The UK Parliament site also speaks to indirect taxes, though this information does not speak to tax days, I found it delightfully interesting, so I am sharing it, as well. “The commonest indirect taxes paid by most people in the 18th century were excise duties. These were levied by Parliament on basic commodities – household essentials such as salt, candles, leather, beer, soap, and starch. Duties on ‘luxury’ items, such as wine, silks, gold and silver thread, silver plate, horses, coaches and hats were aimed at wealthier consumers. Parliament raised or lowered duties, as well as adding new items or dropping others, depending on the needs of the time. In practice, however, consumers were largely unaware of these impositions as it was the traders who actually paid. There were also ‘Assessed Taxes’, of which the best known is the Window Duty. This was first levied by Parliament in 1696 in support of William III’s war with France. House owners paid two shillings on properties with up to ten windows, and four shillings for between 10 and 20 windows. From 1778 the rate was made a variable one depending on the value of the property.”
Now back to the question from my reader, another glitch in answering the question comes with what was known as Correction Tax day was changed to April 6 in 1800.

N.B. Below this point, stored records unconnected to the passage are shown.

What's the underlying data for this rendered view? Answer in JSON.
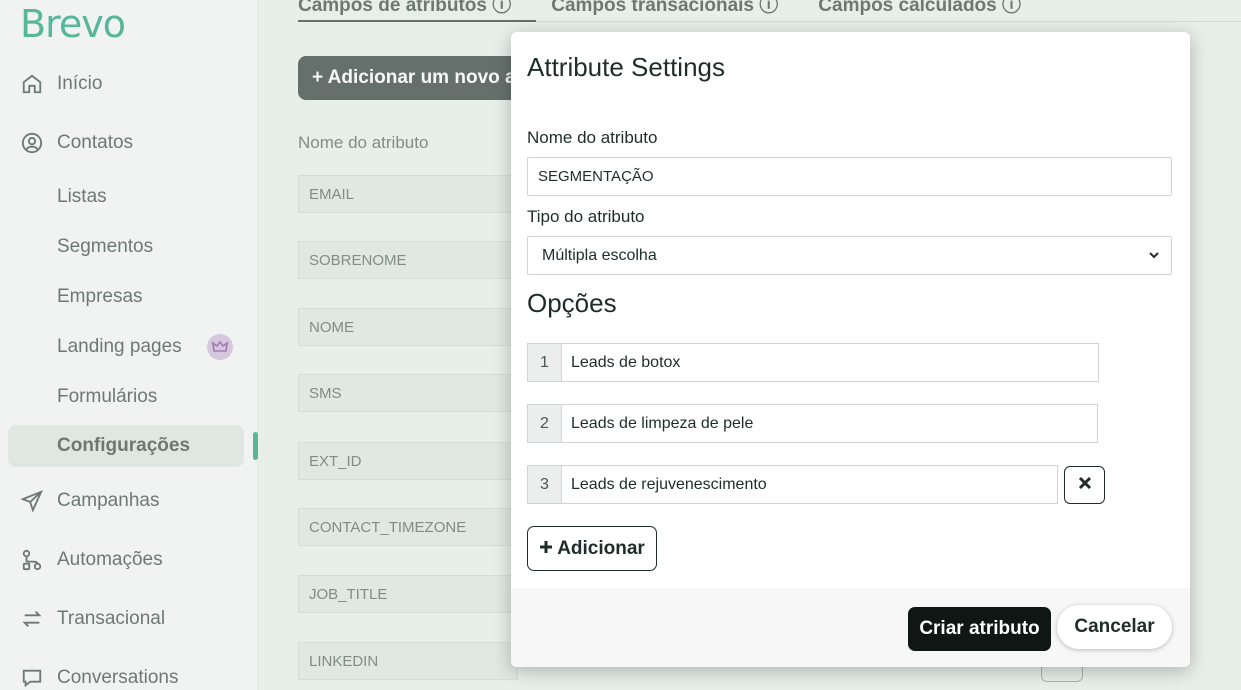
{
  "app": {
    "logo": "Brevo"
  },
  "sidebar": {
    "items": [
      {
        "label": "Início",
        "icon": "home-icon"
      },
      {
        "label": "Contatos",
        "icon": "contacts-icon"
      },
      {
        "label": "Campanhas",
        "icon": "send-icon"
      },
      {
        "label": "Automações",
        "icon": "automation-icon"
      },
      {
        "label": "Transacional",
        "icon": "transactional-icon"
      },
      {
        "label": "Conversations",
        "icon": "chat-icon"
      }
    ],
    "subitems": [
      {
        "label": "Listas"
      },
      {
        "label": "Segmentos"
      },
      {
        "label": "Empresas"
      },
      {
        "label": "Landing pages",
        "badge": "crown-icon"
      },
      {
        "label": "Formulários"
      },
      {
        "label": "Configurações",
        "active": true
      }
    ]
  },
  "main": {
    "tabs": [
      {
        "label": "Campos de atributos ⓘ"
      },
      {
        "label": "Campos transacionais ⓘ"
      },
      {
        "label": "Campos calculados ⓘ"
      }
    ],
    "add_button": "+ Adicionar um novo atributo",
    "column_header": "Nome do atributo",
    "attributes": [
      "EMAIL",
      "SOBRENOME",
      "NOME",
      "SMS",
      "EXT_ID",
      "CONTACT_TIMEZONE",
      "JOB_TITLE",
      "LINKEDIN"
    ]
  },
  "modal": {
    "title": "Attribute Settings",
    "name_label": "Nome do atributo",
    "name_value": "SEGMENTAÇÃO",
    "type_label": "Tipo do atributo",
    "type_value": "Múltipla escolha",
    "options_title": "Opções",
    "options": [
      {
        "num": "1",
        "value": "Leads de botox"
      },
      {
        "num": "2",
        "value": "Leads de limpeza de pele"
      },
      {
        "num": "3",
        "value": "Leads de rejuvenescimento"
      }
    ],
    "add_option": "Adicionar",
    "create_button": "Criar atributo",
    "cancel_button": "Cancelar"
  },
  "colors": {
    "brand": "#0b996e",
    "dark": "#1f2d2a"
  }
}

Source of this matter: The Julian Calendar had been in place since 45 BC. In 1582, Pope Gregory XIII ordered the calendar changed, for the Julian calendar differed from the solar calendar by 11.5 minutes, which was not initially such a big deal, but after 500 years, the difference had built up to 10 days off the solar calendar. Therefore, the Pope introduced the Gregorian calendar. The Gregorian calendar reduced the length of the calendar year from 365.25 days to 365.2425, a reduction of 10 minutes 48 seconds per year. Most of Europe accepted the change, but the British Empire did not embrace the change. However, the difference of 11 days on the calendar was a real-killer for important trade routes, etc., and, moreover, the difference would continue to increase over time.
“On the old British Calendar the tax year began on March 25 (the old New Year’s Day). In order to ensure against losing revenue it was decided by the British Treasury that the tax year, which started on March 25 1752, would be of the usual length (365 days) and therefore it would end on April 4, the following tax year beginning on April 5. Time passed smoothly and most importantly accurately until 1800. Unfortunately, 1800 was not a leap year in the new Gregorian calendar but would have been in the old Julian system. Thus the treasury moved the start of the UK tax year from the April 5 to the April 6 and it has remained there ever since!” (UK Tax History Lesson)

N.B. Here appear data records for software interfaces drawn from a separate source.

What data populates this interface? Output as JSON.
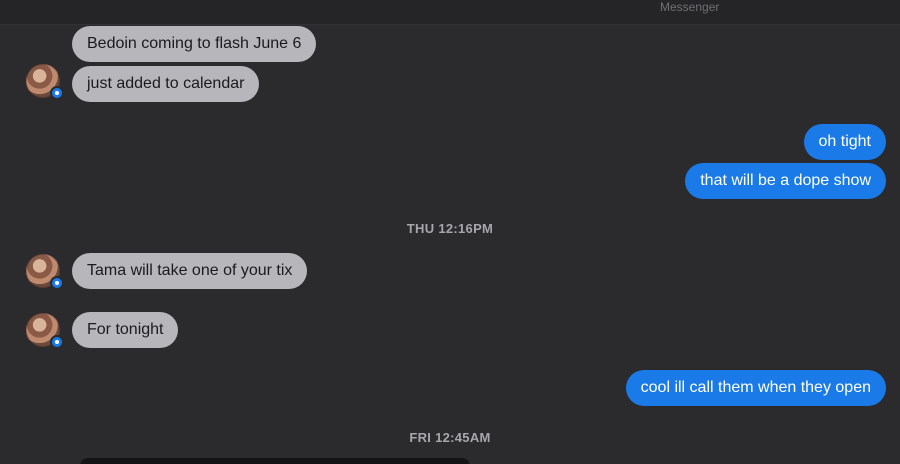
{
  "app": {
    "title": "Messenger"
  },
  "messages": [
    {
      "type": "incoming",
      "text": "Bedoin coming to flash June 6"
    },
    {
      "type": "incoming",
      "text": "just added to calendar"
    },
    {
      "type": "outgoing",
      "text": "oh tight"
    },
    {
      "type": "outgoing",
      "text": "that will be a dope show"
    },
    {
      "type": "timestamp",
      "text": "THU 12:16PM"
    },
    {
      "type": "incoming",
      "text": "Tama will take one of your tix"
    },
    {
      "type": "incoming",
      "text": "For tonight"
    },
    {
      "type": "outgoing",
      "text": "cool ill call them when they open"
    },
    {
      "type": "timestamp",
      "text": "FRI 12:45AM"
    }
  ],
  "colors": {
    "background": "#2b2b2d",
    "incoming_bubble": "#b7b7bb",
    "outgoing_bubble": "#1a7be8",
    "timestamp_text": "#a6a6ab",
    "title_text": "#6f6f74"
  },
  "icons": {
    "avatar": "contact-avatar",
    "badge": "messenger-badge-icon"
  }
}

In other words, in typical style, the Treasury was concerned to ensure there would be no loss of tax revenue and no concession to the populous, and so it decided the tax year should remain as 365 days. So the beginning of the following tax year was moved from 25 March to 5 April and everyone was happy, kind of. Having done it once, the Treasury then decreed in 1800, there would be another lost day of revenue, given the century end would have been a leap year under the Julian calendar, whereas it was not under the new Gregorian calendar. Thus 1800 was a leap year for tax purposes, but not for the purpose of the calendar, and so the tax year start was moved on again by a single day to 6 April.
For more information on this change, check out “Why Does the Uk Tax Year Start on April 6 Each Year?“
The change in calendar in 1752 had many ramifications. Practically everything else still was due on various quarter days and parliamentary acts often went into effect on March 25.
If you are interested in more information on the Quarter Days, check out this piece on Regency Fiction Writers.